Get Ready for Bed (About 7)
We have everyone brush their teeth and get ready for bed. If we’re being disciplined, we try to sneak in a quick tidying session too. (This often doesn’t happen. That’s okay.)
Once we finally round everyone up for bedtime, we go upstairs and I read aloud in their room for a while. (Don’t tell the kids- this is actually a hidden language arts lesson.) We love lengthy family read alouds, and have devoured book after book during this time of the night.
At around 8:30, I finally call it quits and turn out the lights. Inevitably, they will always ask, “Can you sit with us for a few minutes?” Although I am usually really ready to be done at this point, I almost always say yes because this is when the magic happens. When it’s dark and quiet and we can’t see each other’s faces is when they start talking about things they’re excited about, things they’re upset about, their fears, their desires– really, anything and everything.
When everyone is settled and getting sleepy, I tell them all goodnight and come downstairs.
Stay Up Like a Crazy Lady
For some reason, I can’t go to bed at a reasonable hour. Call me a night owl. I sit up with my husband til 11 or midnight (part of why I’m not an early riser), and we catch up, watch stuff on YouTube that we’re both interested in, or work on our individual projects. I like to complete a Duolingo lesson each night and usually do 10-15 minutes of yoga (I love Sarah Beth Yoga), because it helps me to sleep better.

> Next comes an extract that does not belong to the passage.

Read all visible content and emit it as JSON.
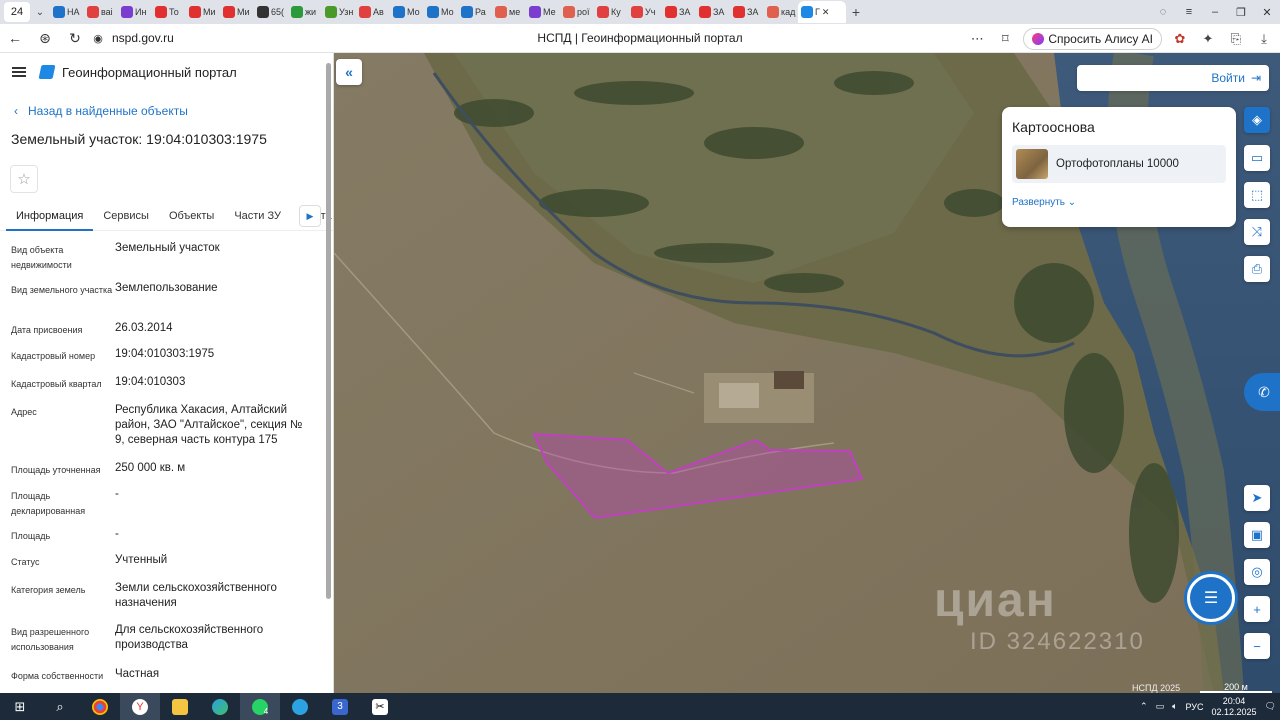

Finally, it’s bedtime for us too. Then it’s time to do it allllllll over again.
What’s your routine like?